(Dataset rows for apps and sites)

┄┄┄┄┄┄

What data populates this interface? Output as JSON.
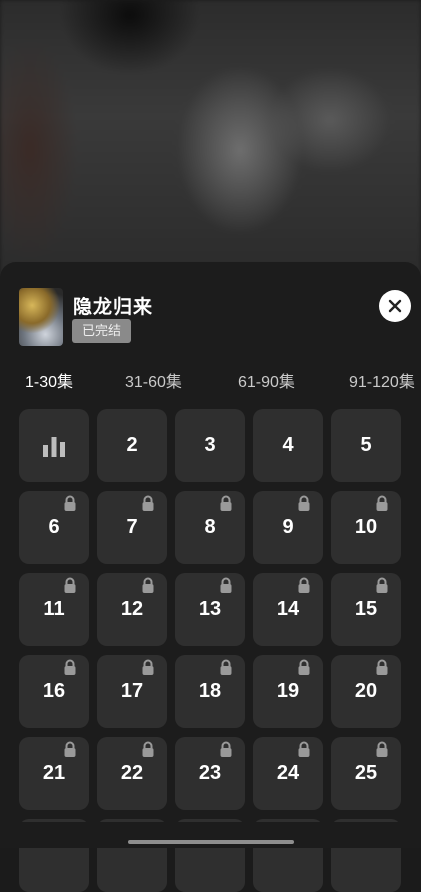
{
  "drama": {
    "title": "隐龙归来",
    "status_badge": "已完结"
  },
  "tabs": [
    {
      "label": "1-30集",
      "active": true
    },
    {
      "label": "31-60集",
      "active": false
    },
    {
      "label": "61-90集",
      "active": false
    },
    {
      "label": "91-120集",
      "active": false
    }
  ],
  "episodes": [
    {
      "label": "",
      "playing": true,
      "locked": false
    },
    {
      "label": "2",
      "locked": false
    },
    {
      "label": "3",
      "locked": false
    },
    {
      "label": "4",
      "locked": false
    },
    {
      "label": "5",
      "locked": false
    },
    {
      "label": "6",
      "locked": true
    },
    {
      "label": "7",
      "locked": true
    },
    {
      "label": "8",
      "locked": true
    },
    {
      "label": "9",
      "locked": true
    },
    {
      "label": "10",
      "locked": true
    },
    {
      "label": "11",
      "locked": true
    },
    {
      "label": "12",
      "locked": true
    },
    {
      "label": "13",
      "locked": true
    },
    {
      "label": "14",
      "locked": true
    },
    {
      "label": "15",
      "locked": true
    },
    {
      "label": "16",
      "locked": true
    },
    {
      "label": "17",
      "locked": true
    },
    {
      "label": "18",
      "locked": true
    },
    {
      "label": "19",
      "locked": true
    },
    {
      "label": "20",
      "locked": true
    },
    {
      "label": "21",
      "locked": true
    },
    {
      "label": "22",
      "locked": true
    },
    {
      "label": "23",
      "locked": true
    },
    {
      "label": "24",
      "locked": true
    },
    {
      "label": "25",
      "locked": true
    },
    {
      "label": "",
      "locked": true
    },
    {
      "label": "",
      "locked": true
    },
    {
      "label": "",
      "locked": true
    },
    {
      "label": "",
      "locked": true
    },
    {
      "label": "",
      "locked": true
    }
  ],
  "icons": {
    "close": "close-icon",
    "lock": "lock-icon",
    "playing": "playing-bars-icon"
  },
  "colors": {
    "sheet_bg": "#1c1c1c",
    "cell_bg": "#2f2f2f",
    "badge_bg": "#8a8a8a"
  }
}
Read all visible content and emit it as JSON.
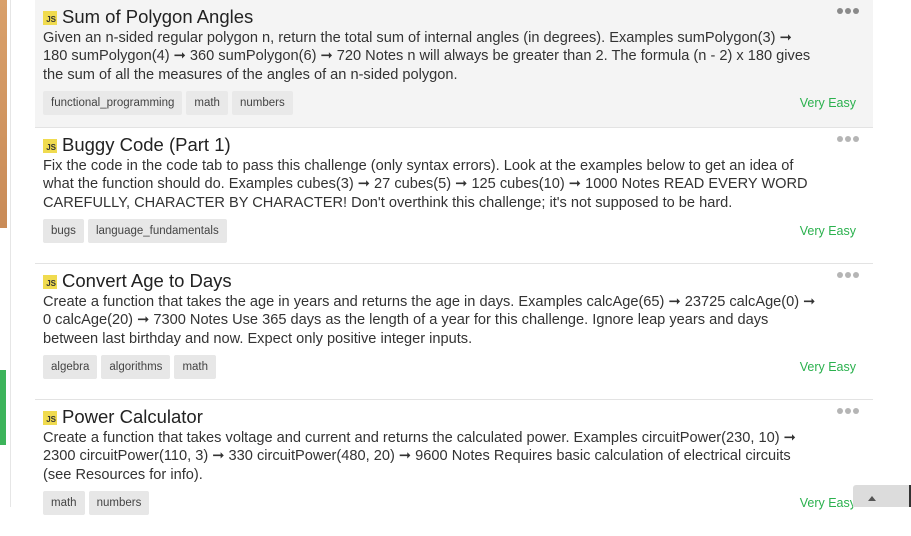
{
  "challenges": [
    {
      "badge": "JS",
      "title": "Sum of Polygon Angles",
      "description": "Given an n-sided regular polygon n, return the total sum of internal angles (in degrees). Examples sumPolygon(3) ➞ 180 sumPolygon(4) ➞ 360 sumPolygon(6) ➞ 720 Notes n will always be greater than 2. The formula (n - 2) x 180 gives the sum of all the measures of the angles of an n-sided polygon.",
      "tags": [
        "functional_programming",
        "math",
        "numbers"
      ],
      "difficulty": "Very Easy"
    },
    {
      "badge": "JS",
      "title": "Buggy Code (Part 1)",
      "description": "Fix the code in the code tab to pass this challenge (only syntax errors). Look at the examples below to get an idea of what the function should do. Examples cubes(3) ➞ 27 cubes(5) ➞ 125 cubes(10) ➞ 1000 Notes READ EVERY WORD CAREFULLY, CHARACTER BY CHARACTER! Don't overthink this challenge; it's not supposed to be hard.",
      "tags": [
        "bugs",
        "language_fundamentals"
      ],
      "difficulty": "Very Easy"
    },
    {
      "badge": "JS",
      "title": "Convert Age to Days",
      "description": "Create a function that takes the age in years and returns the age in days. Examples calcAge(65) ➞ 23725 calcAge(0) ➞ 0 calcAge(20) ➞ 7300 Notes Use 365 days as the length of a year for this challenge. Ignore leap years and days between last birthday and now. Expect only positive integer inputs.",
      "tags": [
        "algebra",
        "algorithms",
        "math"
      ],
      "difficulty": "Very Easy"
    },
    {
      "badge": "JS",
      "title": "Power Calculator",
      "description": "Create a function that takes voltage and current and returns the calculated power. Examples circuitPower(230, 10) ➞ 2300 circuitPower(110, 3) ➞ 330 circuitPower(480, 20) ➞ 9600 Notes Requires basic calculation of electrical circuits (see Resources for info).",
      "tags": [
        "math",
        "numbers"
      ],
      "difficulty": "Very Easy"
    }
  ]
}
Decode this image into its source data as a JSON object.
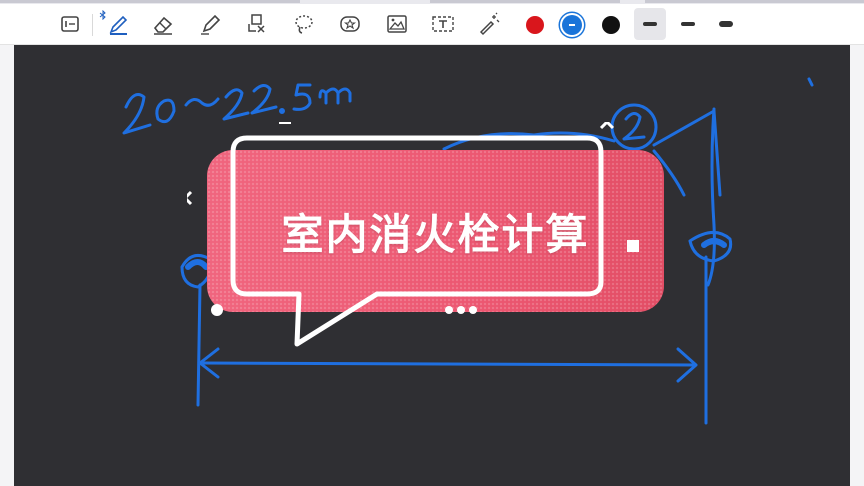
{
  "toolbar": {
    "tools": [
      {
        "name": "page-view",
        "icon": "page-view-icon"
      },
      {
        "name": "pen",
        "icon": "pen-icon",
        "bluetooth": "bluetooth-icon"
      },
      {
        "name": "eraser",
        "icon": "eraser-icon"
      },
      {
        "name": "highlighter",
        "icon": "highlighter-icon"
      },
      {
        "name": "shape",
        "icon": "shape-recognition-icon"
      },
      {
        "name": "lasso",
        "icon": "lasso-icon"
      },
      {
        "name": "sticker",
        "icon": "sticker-icon"
      },
      {
        "name": "image",
        "icon": "image-icon"
      },
      {
        "name": "text",
        "icon": "text-box-icon"
      },
      {
        "name": "laser",
        "icon": "laser-pointer-icon"
      }
    ],
    "colors": [
      {
        "name": "red",
        "hex": "#d9161c"
      },
      {
        "name": "blue",
        "hex": "#1a74d9",
        "selected": true
      },
      {
        "name": "black",
        "hex": "#111111"
      }
    ],
    "stroke_sizes": [
      "thick",
      "medium",
      "thin"
    ],
    "selected_stroke": "thick"
  },
  "canvas": {
    "background": "#2f2f33",
    "ink_color": "#1f6fe0",
    "handwriting_note": "20~22.5m"
  },
  "overlay": {
    "title": "室内消火栓计算",
    "bubble_color": "#ee5a73"
  }
}
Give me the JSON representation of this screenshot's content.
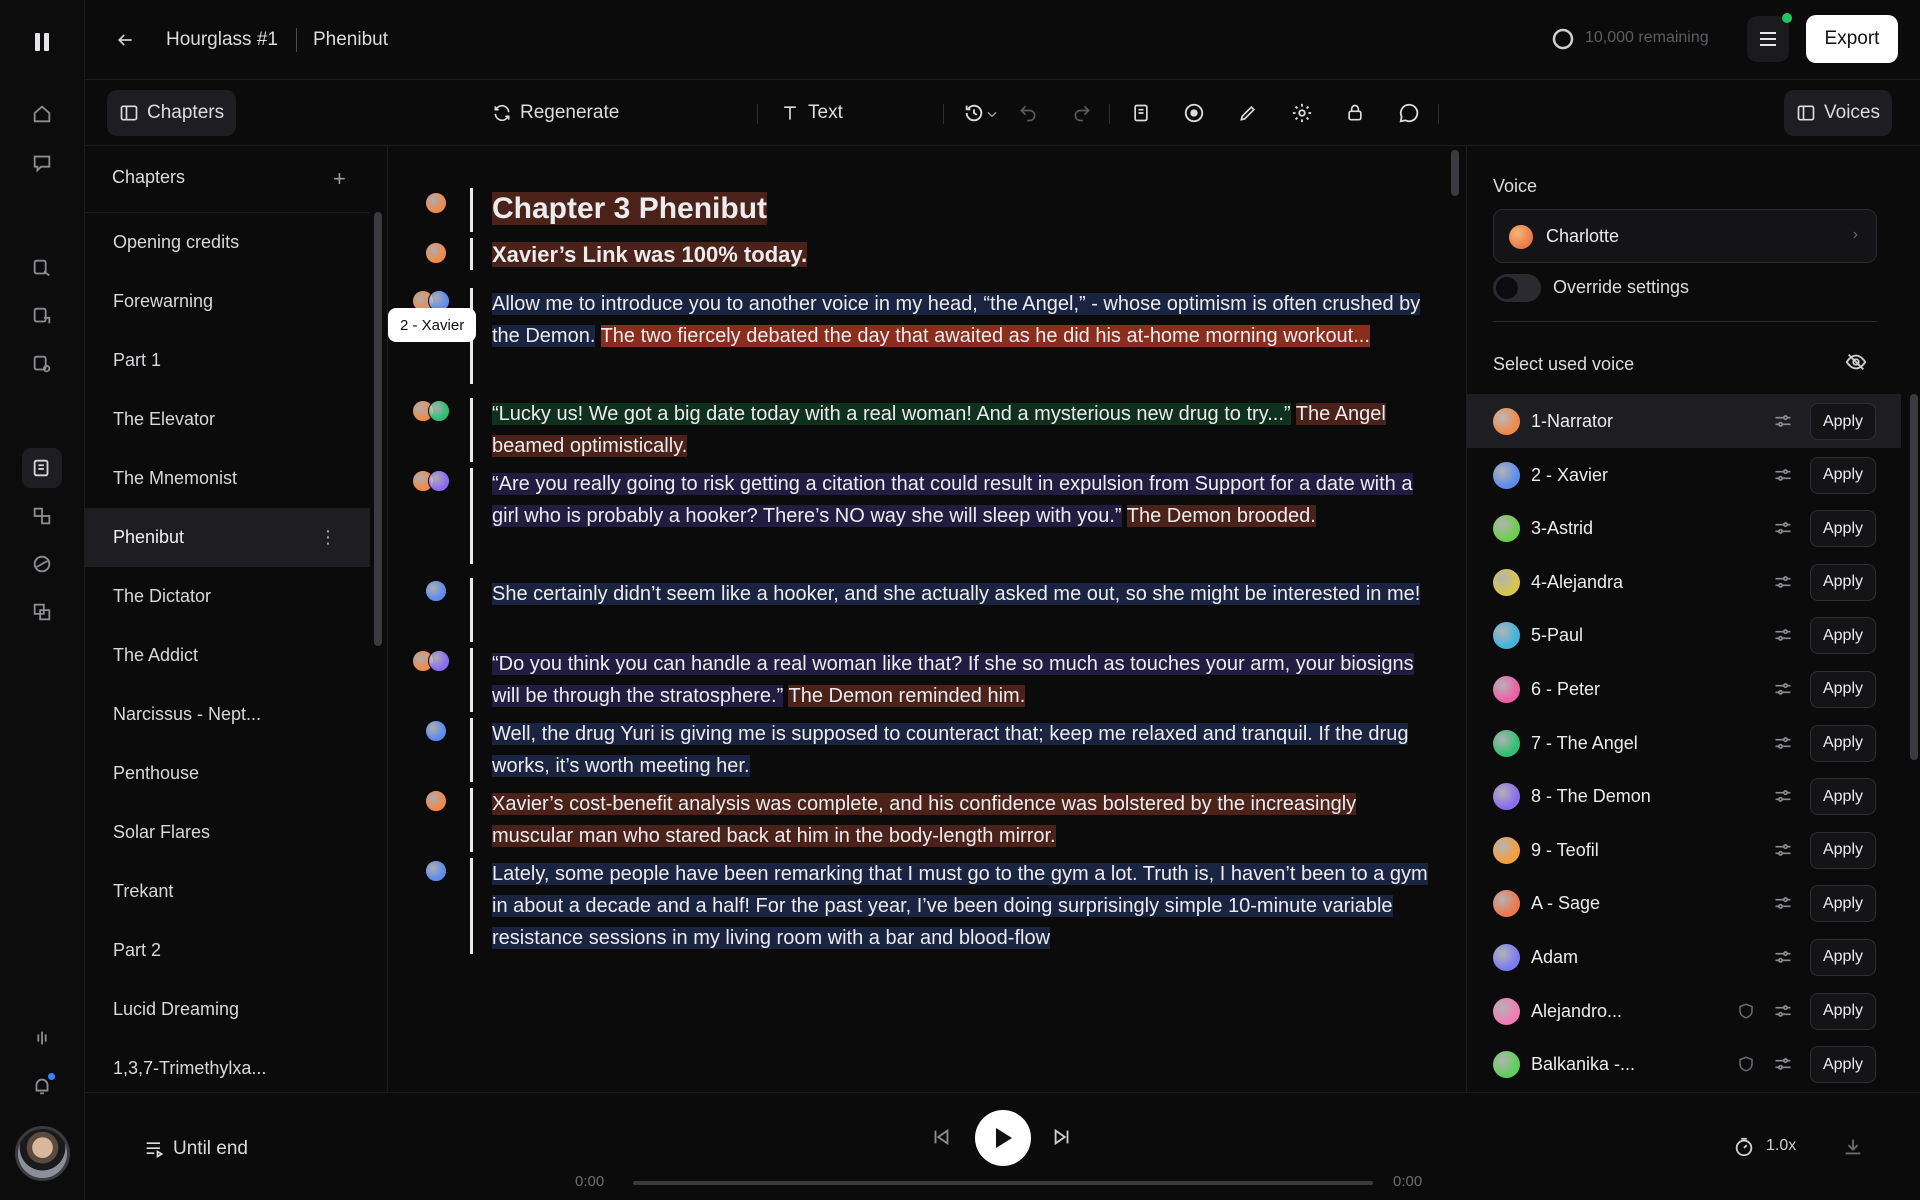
{
  "header": {
    "project": "Hourglass #1",
    "chapter": "Phenibut",
    "remaining": "10,000 remaining",
    "export_label": "Export"
  },
  "toolbar": {
    "chapters_label": "Chapters",
    "regenerate_label": "Regenerate",
    "text_label": "Text",
    "voices_label": "Voices"
  },
  "chapters": {
    "title": "Chapters",
    "items": [
      {
        "label": "Opening credits"
      },
      {
        "label": "Forewarning"
      },
      {
        "label": "Part 1"
      },
      {
        "label": "The Elevator"
      },
      {
        "label": "The Mnemonist"
      },
      {
        "label": "Phenibut",
        "active": true
      },
      {
        "label": "The Dictator"
      },
      {
        "label": "The Addict"
      },
      {
        "label": "Narcissus - Nept..."
      },
      {
        "label": "Penthouse"
      },
      {
        "label": "Solar Flares"
      },
      {
        "label": "Trekant"
      },
      {
        "label": "Part 2"
      },
      {
        "label": "Lucid Dreaming"
      },
      {
        "label": "1,3,7-Trimethylxa..."
      }
    ]
  },
  "editor": {
    "tooltip": "2 - Xavier",
    "blocks": [
      {
        "voices": [
          "narrator"
        ],
        "segments": [
          {
            "t": "Chapter 3 Phenibut",
            "c": "hl-n"
          }
        ],
        "heading": "h1"
      },
      {
        "voices": [
          "narrator"
        ],
        "segments": [
          {
            "t": "Xavier’s Link was 100% today.",
            "c": "hl-n"
          }
        ],
        "heading": "h2"
      },
      {
        "voices": [
          "narrator",
          "xavier"
        ],
        "segments": [
          {
            "t": "Allow me to introduce you to another voice in my head, “the Angel,” - whose optimism is often crushed by the Demon.",
            "c": "hl-x"
          },
          {
            "t": " ",
            "c": ""
          },
          {
            "t": "The two fiercely debated the day that awaited as he did his at-home morning workout...",
            "c": "hl-n2"
          }
        ]
      },
      {
        "voices": [
          "narrator",
          "angel"
        ],
        "segments": [
          {
            "t": "“Lucky us! We got a big date today with a real woman! And a mysterious new drug to try...”",
            "c": "hl-a"
          },
          {
            "t": " ",
            "c": ""
          },
          {
            "t": "The Angel beamed optimistically.",
            "c": "hl-n"
          }
        ]
      },
      {
        "voices": [
          "narrator",
          "demon"
        ],
        "segments": [
          {
            "t": "“Are you really going to risk getting a citation that could result in expulsion from Support for a date with a girl who is probably a hooker? There’s NO way she will sleep with you.”",
            "c": "hl-d"
          },
          {
            "t": " ",
            "c": ""
          },
          {
            "t": "The Demon brooded.",
            "c": "hl-n"
          }
        ]
      },
      {
        "voices": [
          "xavier"
        ],
        "segments": [
          {
            "t": "She certainly didn’t seem like a hooker, and she actually asked me out, so she might be interested in me!",
            "c": "hl-x"
          }
        ]
      },
      {
        "voices": [
          "narrator",
          "demon"
        ],
        "segments": [
          {
            "t": "“Do you think you can handle a real woman like that? If she so much as touches your arm, your biosigns will be through the stratosphere.”",
            "c": "hl-d"
          },
          {
            "t": " ",
            "c": ""
          },
          {
            "t": "The Demon reminded him.",
            "c": "hl-n"
          }
        ]
      },
      {
        "voices": [
          "xavier"
        ],
        "segments": [
          {
            "t": "Well, the drug Yuri is giving me is supposed to counteract that; keep me relaxed and tranquil. If the drug works, it’s worth meeting her.",
            "c": "hl-x"
          }
        ]
      },
      {
        "voices": [
          "narrator"
        ],
        "segments": [
          {
            "t": "Xavier’s cost-benefit analysis was complete, and his confidence was bolstered by the increasingly muscular man who stared back at him in the body-length mirror.",
            "c": "hl-n"
          }
        ]
      },
      {
        "voices": [
          "xavier"
        ],
        "segments": [
          {
            "t": "Lately, some people have been remarking that I must go to the gym a lot. Truth is, I haven’t been to a gym in about a decade and a half! For the past year, I’ve been doing surprisingly simple 10-minute variable resistance sessions in my living room with a bar and blood-flow",
            "c": "hl-x"
          }
        ]
      }
    ]
  },
  "voices_panel": {
    "voice_label": "Voice",
    "selected_voice": "Charlotte",
    "override_label": "Override settings",
    "select_used_label": "Select used voice",
    "apply_label": "Apply",
    "list": [
      {
        "name": "1-Narrator",
        "color": "#f08a4b",
        "active": true
      },
      {
        "name": "2 - Xavier",
        "color": "#5b8def"
      },
      {
        "name": "3-Astrid",
        "color": "#6ccf4a"
      },
      {
        "name": "4-Alejandra",
        "color": "#d8c64a"
      },
      {
        "name": "5-Paul",
        "color": "#3fb4e0"
      },
      {
        "name": "6 - Peter",
        "color": "#ef5fa8"
      },
      {
        "name": "7 - The Angel",
        "color": "#2fbf71"
      },
      {
        "name": "8 - The Demon",
        "color": "#8b6cf0"
      },
      {
        "name": "9 - Teofil",
        "color": "#f59e3b"
      },
      {
        "name": "A - Sage",
        "color": "#f0764b"
      },
      {
        "name": "Adam",
        "color": "#7c7cf2"
      },
      {
        "name": "Alejandro...",
        "color": "#f47ab8",
        "shield": true
      },
      {
        "name": "Balkanika -...",
        "color": "#5fcf5a",
        "shield": true
      }
    ]
  },
  "player": {
    "until_label": "Until end",
    "time_start": "0:00",
    "time_end": "0:00",
    "progress": 0,
    "speed": "1.0x"
  },
  "colors": {
    "narrator": "#f08a4b",
    "xavier": "#5b8def",
    "angel": "#2fbf71",
    "demon": "#8b6cf0"
  }
}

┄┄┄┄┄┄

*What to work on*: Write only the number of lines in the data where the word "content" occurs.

*Result for this task*: 2